    Darkplane & Gargs: I guess my main argument wouldn’t be “I want DMs to prep less”, but instead “I want DMs to prep more efficiently”. There’s always going to be NPCs that the party hates and don’t care about, places the party really doesn’t want to go, and so on. As a DM my inclination is to do less planning before a campaign and do more between adventures, taking what was introduced in the previous adventures and building it into the campaign. I’m definitely not trying to say DMs shouldn’t prep at all, because as you said that can lead to a very stale world, but it’s very interesting to me to think about where the best places are for a DM to spend his time in prepping.

    The Core + Expansion idea is a first step in this direction. The core and the expansions all have a more limited focus – if you introduce a new race/class/location you can focus more of your planning around that element and why it is important to the game. You’ll also get clues from your players, the ones that choose to keep their characters are telling you they like them and you can focus on those characters, and players that choose new races/classes reinforce the importance of those new elements. To me a lot of it is about helping the DM focus his efforts to make them more effective, but there always needs to be room for the DM to throw something new and unexpected into the mix as well so it is quite tough!

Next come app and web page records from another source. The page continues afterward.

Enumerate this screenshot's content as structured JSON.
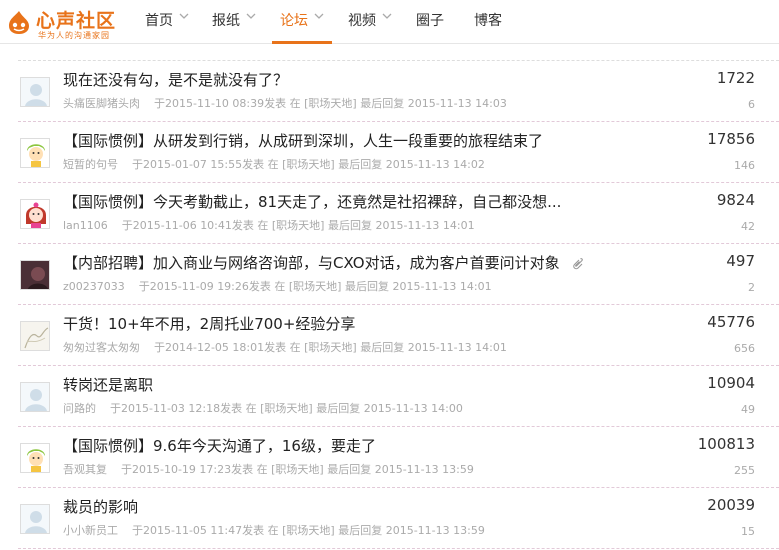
{
  "brand": {
    "name": "心声社区",
    "slogan": "华为人的沟通家园",
    "color": "#e8731a"
  },
  "nav": [
    {
      "label": "首页",
      "has_dropdown": true,
      "active": false
    },
    {
      "label": "报纸",
      "has_dropdown": true,
      "active": false
    },
    {
      "label": "论坛",
      "has_dropdown": true,
      "active": true
    },
    {
      "label": "视频",
      "has_dropdown": true,
      "active": false
    },
    {
      "label": "圈子",
      "has_dropdown": false,
      "active": false
    },
    {
      "label": "博客",
      "has_dropdown": false,
      "active": false
    }
  ],
  "threads": [
    {
      "title": "现在还没有勾，是不是就没有了？",
      "author": "头痛医脚猪头肉",
      "posted": "于2015-11-10 08:39发表",
      "section": "在 [职场天地]",
      "last_reply": "最后回复 2015-11-13 14:03",
      "views": "1722",
      "replies": "6",
      "avatar": "default-avatar-icon",
      "attachment": false
    },
    {
      "title": "【国际惯例】从研发到行销，从成研到深圳，人生一段重要的旅程结束了",
      "author": "短暂的句号",
      "posted": "于2015-01-07 15:55发表",
      "section": "在 [职场天地]",
      "last_reply": "最后回复 2015-11-13 14:02",
      "views": "17856",
      "replies": "146",
      "avatar": "cartoon-kid-avatar-icon",
      "attachment": false
    },
    {
      "title": "【国际惯例】今天考勤截止，81天走了，还竟然是社招裸辞，自己都没想...",
      "author": "lan1106",
      "posted": "于2015-11-06 10:41发表",
      "section": "在 [职场天地]",
      "last_reply": "最后回复 2015-11-13 14:01",
      "views": "9824",
      "replies": "42",
      "avatar": "cartoon-girl-avatar-icon",
      "attachment": false
    },
    {
      "title": "【内部招聘】加入商业与网络咨询部，与CXO对话，成为客户首要问计对象",
      "author": "z00237033",
      "posted": "于2015-11-09 19:26发表",
      "section": "在 [职场天地]",
      "last_reply": "最后回复 2015-11-13 14:01",
      "views": "497",
      "replies": "2",
      "avatar": "dark-photo-avatar-icon",
      "attachment": true
    },
    {
      "title": "干货！10+年不用，2周托业700+经验分享",
      "author": "匆匆过客太匆匆",
      "posted": "于2014-12-05 18:01发表",
      "section": "在 [职场天地]",
      "last_reply": "最后回复 2015-11-13 14:01",
      "views": "45776",
      "replies": "656",
      "avatar": "sketch-avatar-icon",
      "attachment": false
    },
    {
      "title": "转岗还是离职",
      "author": "问路的",
      "posted": "于2015-11-03 12:18发表",
      "section": "在 [职场天地]",
      "last_reply": "最后回复 2015-11-13 14:00",
      "views": "10904",
      "replies": "49",
      "avatar": "default-avatar-icon",
      "attachment": false
    },
    {
      "title": "【国际惯例】9.6年今天沟通了，16级，要走了",
      "author": "吾观其复",
      "posted": "于2015-10-19 17:23发表",
      "section": "在 [职场天地]",
      "last_reply": "最后回复 2015-11-13 13:59",
      "views": "100813",
      "replies": "255",
      "avatar": "cartoon-kid-avatar-icon",
      "attachment": false
    },
    {
      "title": "裁员的影响",
      "author": "小小新员工",
      "posted": "于2015-11-05 11:47发表",
      "section": "在 [职场天地]",
      "last_reply": "最后回复 2015-11-13 13:59",
      "views": "20039",
      "replies": "15",
      "avatar": "default-avatar-icon",
      "attachment": false
    }
  ]
}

  7. Bartoneus: I agree on the efficiency aspect. With my current campaign I’m trying to keep it as somewhat sandboxy in that the party has several quests dangling out there but they can be tackled more or less in any order. Obviously I don’t want to start preparing all those adventures ahead of time for fear that the party will be too high or too low when they choose a particular quest and thus requiring me to re-prepare said adventure. Of course the down side is that I am sometimes scrambling to get it all together between sessions as we transition from one adventure to the next. But I do agree that planning everything out in advance is often self-defeating. You either end up trying to railroad or you end up never using much of it.

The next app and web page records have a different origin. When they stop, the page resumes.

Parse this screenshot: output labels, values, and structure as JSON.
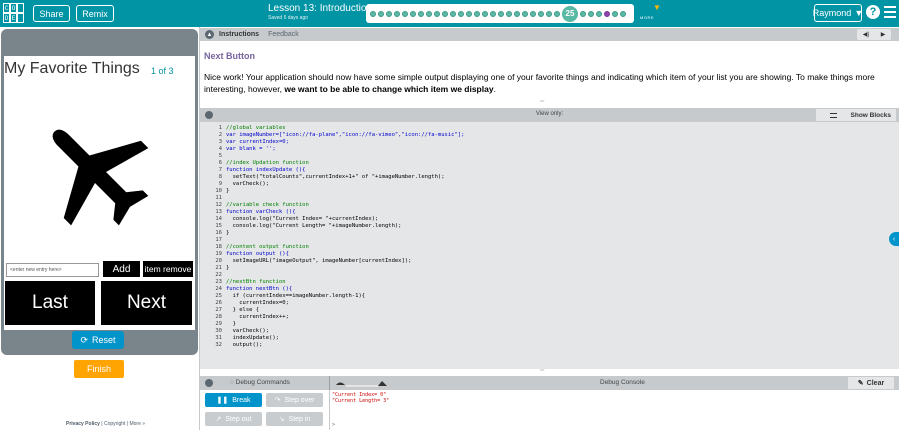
{
  "header": {
    "logo_letters": [
      "C",
      "O",
      "D",
      "E"
    ],
    "share_label": "Share",
    "remix_label": "Remix",
    "lesson_title": "Lesson 13: Introduction to Arrays",
    "saved_text": "Saved 6 days ago",
    "current_level": "25",
    "more_label": "MORE",
    "user_label": "Raymond",
    "help_label": "?"
  },
  "app": {
    "title": "My Favorite Things",
    "count": "1 of 3",
    "input_placeholder": "enter new entry here",
    "add_label": "Add",
    "remove_label": "item remove",
    "last_label": "Last",
    "next_label": "Next",
    "reset_label": "Reset",
    "finish_label": "Finish"
  },
  "footer": {
    "privacy": "Privacy Policy",
    "sep1": " | ",
    "copyright": "Copyright",
    "sep2": " | ",
    "more": "More »"
  },
  "instructions": {
    "tab_instructions": "Instructions",
    "tab_feedback": "Feedback",
    "heading": "Next Button",
    "text_before": "Nice work! Your application should now have some simple output displaying one of your favorite things and indicating which item of your list you are showing. To make things more interesting, however, ",
    "text_bold": "we want to be able to change which item we display",
    "text_after": "."
  },
  "workspace": {
    "title": "View only:",
    "show_blocks_label": "Show Blocks",
    "code_lines": [
      {
        "n": "1",
        "t": "//global variables"
      },
      {
        "n": "2",
        "t": "var imageNumber=[\"icon://fa-plane\",\"icon://fa-vimeo\",\"icon://fa-music\"];"
      },
      {
        "n": "3",
        "t": "var currentIndex=0;"
      },
      {
        "n": "4",
        "t": "var blank = '';"
      },
      {
        "n": "5",
        "t": ""
      },
      {
        "n": "6",
        "t": "//index Updation function"
      },
      {
        "n": "7",
        "t": "function indexUpdate (){"
      },
      {
        "n": "8",
        "t": "  setText(\"totalCounts\",currentIndex+1+\" of \"+imageNumber.length);"
      },
      {
        "n": "9",
        "t": "  varCheck();"
      },
      {
        "n": "10",
        "t": "}"
      },
      {
        "n": "11",
        "t": ""
      },
      {
        "n": "12",
        "t": "//variable check function"
      },
      {
        "n": "13",
        "t": "function varCheck (){"
      },
      {
        "n": "14",
        "t": "  console.log(\"Current Index= \"+currentIndex);"
      },
      {
        "n": "15",
        "t": "  console.log(\"Current Length= \"+imageNumber.length);"
      },
      {
        "n": "16",
        "t": "}"
      },
      {
        "n": "17",
        "t": ""
      },
      {
        "n": "18",
        "t": "//content output function"
      },
      {
        "n": "19",
        "t": "function output (){"
      },
      {
        "n": "20",
        "t": "  setImageURL(\"imageOutput\", imageNumber[currentIndex]);"
      },
      {
        "n": "21",
        "t": "}"
      },
      {
        "n": "22",
        "t": ""
      },
      {
        "n": "23",
        "t": "//nextBtn function"
      },
      {
        "n": "24",
        "t": "function nextBtn (){"
      },
      {
        "n": "25",
        "t": "  if (currentIndex==imageNumber.length-1){"
      },
      {
        "n": "26",
        "t": "    currentIndex=0;"
      },
      {
        "n": "27",
        "t": "  } else {"
      },
      {
        "n": "28",
        "t": "    currentIndex++;"
      },
      {
        "n": "29",
        "t": "  }"
      },
      {
        "n": "30",
        "t": "  varCheck();"
      },
      {
        "n": "31",
        "t": "  indexUpdate();"
      },
      {
        "n": "32",
        "t": "  output();"
      }
    ]
  },
  "debug": {
    "commands_label": "Debug Commands",
    "console_title": "Debug Console",
    "clear_label": "Clear",
    "break_label": "Break",
    "step_over_label": "Step over",
    "step_out_label": "Step out",
    "step_in_label": "Step in",
    "console_lines": "\"Current Index= 0\"\n\"Current Length= 3\"",
    "prompt": ">"
  },
  "colors": {
    "header_bg": "#0094a5",
    "accent_blue": "#0094ca",
    "finish_orange": "#ffa400",
    "heading_purple": "#7665a0"
  }
}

    I also hear ya on trying out other games. Its one of the disappointing things for me as a gamer. There are so many RPGs out there that looking really good and interesting, but I just don’t have the time to play them. The expansion idea though I think has a lot of potential because you can still get to the point where you have the equivalent of the 4 – 5 year campaign, its just broken up into lots of little pieces with room to play other games in between. Its certainly something I’ll be considering when my current campaign ends.